Good morning! Here’s what you need to know.

1. Ryanair Chief Executive Michael O’Leary broke months of media silence to defend his decision to recognize unions for the first time in 32 years, saying it would allow his airline to expand and help to keep staff costs down. O’Leary said the move was his idea and that he would not step down.

2. German energy company Innogy said its chief executive Peter Terium was leaving the company immediately, just days after the company issued a profit warning that sent its shares tumbling. Terium will be replaced in the interim by Uwe Tigges, chief human resources officer, until the supervisory board decides on a successor.

3. Mexican leftist Andres Manuel Lopez Obrador has an 11-percentage point lead ahead of next year’s presidential election, giving him a sizeable advantage even after new rivals formally entered the race. The former Mexico City mayor Lopez Obrador has vowed to combat inequality and corruption, but some international investors are concerned about suggestions that he might reverse parts of the government’s 2013-14 energy legislation.

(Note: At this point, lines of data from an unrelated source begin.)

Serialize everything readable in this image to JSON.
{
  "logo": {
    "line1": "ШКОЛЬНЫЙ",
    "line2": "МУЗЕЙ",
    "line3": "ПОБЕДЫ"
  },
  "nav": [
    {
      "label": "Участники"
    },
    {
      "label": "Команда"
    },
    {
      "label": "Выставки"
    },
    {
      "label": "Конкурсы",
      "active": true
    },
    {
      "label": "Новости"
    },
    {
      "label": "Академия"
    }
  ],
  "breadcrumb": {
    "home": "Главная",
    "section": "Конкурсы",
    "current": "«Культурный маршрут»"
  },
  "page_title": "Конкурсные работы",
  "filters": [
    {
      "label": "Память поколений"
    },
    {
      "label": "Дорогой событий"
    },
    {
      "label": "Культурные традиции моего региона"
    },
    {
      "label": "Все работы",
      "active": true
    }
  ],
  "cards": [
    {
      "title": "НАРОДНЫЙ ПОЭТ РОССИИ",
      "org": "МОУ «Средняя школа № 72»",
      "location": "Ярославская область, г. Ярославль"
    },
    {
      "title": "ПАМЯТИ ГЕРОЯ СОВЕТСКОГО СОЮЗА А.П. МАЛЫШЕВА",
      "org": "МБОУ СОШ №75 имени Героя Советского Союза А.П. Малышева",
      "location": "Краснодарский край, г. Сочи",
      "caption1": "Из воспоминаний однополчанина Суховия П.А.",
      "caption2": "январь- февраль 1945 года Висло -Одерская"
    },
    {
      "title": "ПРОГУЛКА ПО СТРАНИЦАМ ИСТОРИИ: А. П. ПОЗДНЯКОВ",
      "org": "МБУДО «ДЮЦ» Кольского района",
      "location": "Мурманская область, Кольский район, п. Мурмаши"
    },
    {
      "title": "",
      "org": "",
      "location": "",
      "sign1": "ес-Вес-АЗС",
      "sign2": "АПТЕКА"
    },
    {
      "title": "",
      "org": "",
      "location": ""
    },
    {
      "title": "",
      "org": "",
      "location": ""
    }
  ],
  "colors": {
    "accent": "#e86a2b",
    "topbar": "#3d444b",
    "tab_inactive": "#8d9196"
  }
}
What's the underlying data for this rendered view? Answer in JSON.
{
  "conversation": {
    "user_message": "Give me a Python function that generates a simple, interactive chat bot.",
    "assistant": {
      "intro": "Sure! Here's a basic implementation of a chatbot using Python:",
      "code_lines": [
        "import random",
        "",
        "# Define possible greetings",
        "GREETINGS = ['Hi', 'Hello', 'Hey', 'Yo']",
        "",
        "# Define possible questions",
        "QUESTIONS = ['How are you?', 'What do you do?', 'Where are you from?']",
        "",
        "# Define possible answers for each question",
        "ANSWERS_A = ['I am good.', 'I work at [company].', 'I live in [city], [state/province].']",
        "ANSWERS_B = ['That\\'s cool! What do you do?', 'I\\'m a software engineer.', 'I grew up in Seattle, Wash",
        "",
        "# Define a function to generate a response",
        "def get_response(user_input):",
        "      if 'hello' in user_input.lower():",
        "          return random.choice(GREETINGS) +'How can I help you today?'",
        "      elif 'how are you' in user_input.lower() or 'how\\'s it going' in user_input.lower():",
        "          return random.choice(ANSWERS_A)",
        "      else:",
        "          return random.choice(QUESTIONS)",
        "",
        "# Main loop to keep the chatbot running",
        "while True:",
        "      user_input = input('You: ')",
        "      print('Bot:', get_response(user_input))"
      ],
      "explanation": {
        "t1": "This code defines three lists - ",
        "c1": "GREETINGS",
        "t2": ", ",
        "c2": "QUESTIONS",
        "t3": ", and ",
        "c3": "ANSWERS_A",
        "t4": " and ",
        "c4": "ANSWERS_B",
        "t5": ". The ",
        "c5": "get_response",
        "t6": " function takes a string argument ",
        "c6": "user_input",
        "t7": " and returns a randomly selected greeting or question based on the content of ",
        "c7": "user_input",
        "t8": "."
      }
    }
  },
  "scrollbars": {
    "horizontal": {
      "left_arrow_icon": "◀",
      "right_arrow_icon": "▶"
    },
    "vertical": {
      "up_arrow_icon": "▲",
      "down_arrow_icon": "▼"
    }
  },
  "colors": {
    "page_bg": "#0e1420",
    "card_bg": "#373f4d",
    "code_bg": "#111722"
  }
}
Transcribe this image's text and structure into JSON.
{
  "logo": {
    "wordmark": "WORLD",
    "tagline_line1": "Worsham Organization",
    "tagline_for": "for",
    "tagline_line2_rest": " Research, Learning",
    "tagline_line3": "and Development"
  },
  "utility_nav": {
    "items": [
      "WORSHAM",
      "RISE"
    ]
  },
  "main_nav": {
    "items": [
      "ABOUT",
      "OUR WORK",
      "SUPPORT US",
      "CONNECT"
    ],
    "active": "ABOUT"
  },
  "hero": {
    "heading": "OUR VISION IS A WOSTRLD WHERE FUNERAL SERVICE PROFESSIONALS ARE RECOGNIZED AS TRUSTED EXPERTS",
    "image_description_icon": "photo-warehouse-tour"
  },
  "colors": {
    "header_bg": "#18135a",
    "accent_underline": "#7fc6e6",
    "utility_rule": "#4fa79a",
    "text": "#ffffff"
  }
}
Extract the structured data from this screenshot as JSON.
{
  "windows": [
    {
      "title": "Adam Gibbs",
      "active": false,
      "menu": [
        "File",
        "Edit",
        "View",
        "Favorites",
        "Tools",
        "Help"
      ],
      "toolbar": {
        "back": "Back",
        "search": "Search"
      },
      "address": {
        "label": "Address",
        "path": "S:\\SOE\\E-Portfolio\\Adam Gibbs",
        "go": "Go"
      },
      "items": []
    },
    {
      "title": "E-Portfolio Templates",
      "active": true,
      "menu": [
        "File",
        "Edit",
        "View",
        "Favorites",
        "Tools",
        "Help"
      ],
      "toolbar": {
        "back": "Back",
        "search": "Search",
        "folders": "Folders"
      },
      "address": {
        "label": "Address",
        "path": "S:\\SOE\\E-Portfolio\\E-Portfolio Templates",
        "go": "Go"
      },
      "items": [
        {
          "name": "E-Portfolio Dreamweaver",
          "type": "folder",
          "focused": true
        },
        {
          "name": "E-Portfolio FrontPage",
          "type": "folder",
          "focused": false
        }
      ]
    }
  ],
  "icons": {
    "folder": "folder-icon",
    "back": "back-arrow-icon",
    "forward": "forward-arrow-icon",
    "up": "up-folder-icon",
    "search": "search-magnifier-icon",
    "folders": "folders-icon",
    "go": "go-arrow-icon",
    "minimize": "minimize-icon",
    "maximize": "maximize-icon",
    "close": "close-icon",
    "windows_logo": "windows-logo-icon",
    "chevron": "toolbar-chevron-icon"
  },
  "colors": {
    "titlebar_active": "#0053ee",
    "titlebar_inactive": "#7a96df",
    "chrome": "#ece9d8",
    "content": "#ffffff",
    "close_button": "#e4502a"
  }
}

4. Billionaire Marcelo Odebrecht, the highest-profile executive imprisoned in Brazil’s massive graft scandal, was released from jail on Tuesday to continue his sentence for corruption under house arrest. The former chief executive officer of Odebrecht, Latin America’s largest construction firm, was arrested in 2015 during an investigation dubbed Car Wash that exposed billions of dollars in kickbacks to politicians and executives at state-run companies in exchange for inflated contracts.

5. Saudi Arabia’s economy minister said that his country was studying the idea of creating a national privatisation fund to facilitate sales of state assets. “Personally I think it is a valid concept,” Mohammed al-Tuwaijri said in an interview.

6. EU antitrust regulators are set to clear Lufthansa’s acquisition of insolvent Air Berlin’s subsidiary LGW after the German carrier agreed to give up some Dusseldorf airport slots. Lufthansa also pledged not to apply for additional slots if they go back to the pool.

7. Britain’s pensions lifeboat voted against Toys R Us UK’s proposed rescue plan, casting doubt on the plan’s progress ahead of a crucial creditors meeting on Thursday. Earlier this month the British arm of Toys R Us said it would seek creditor approval for a restructuring plan involving closing at least 26 of its 105 stores in 2018 and reduced rent on the stores that stay open.

8. BNP Paribas plans to move 45 internal finance jobs from Paris to Lisbon. BNP Paribas already has more than 1,800 employees in Portugal, according to a recent job advert posted on its website through which it was recruiting for its Group Finance Service hub in Lisbon.

9. Mexican prosecutors are failing to systematically punish money launderers and tax authorities are too lax with potential drug money fronts such as real estate and luxury goods firms, according to a draft report on Mexico’s efforts to fight illicit finance. The report by the Financial Action Task Force (FATF), an international organization that sets global standards for fighting illicit finance, highlights the tiny dents made by Mexican prosecutors in the financial networks of drug gangs and corrupt officials.

10. Jefferies has posted record revenues and profit for the year ended November, following buoyant debt and equity underwriting activity in the final three months of the year. The independent US investment bank said investment banking revenues in the quarter to the end of November jumped 27% from a year ago to US$528.7m.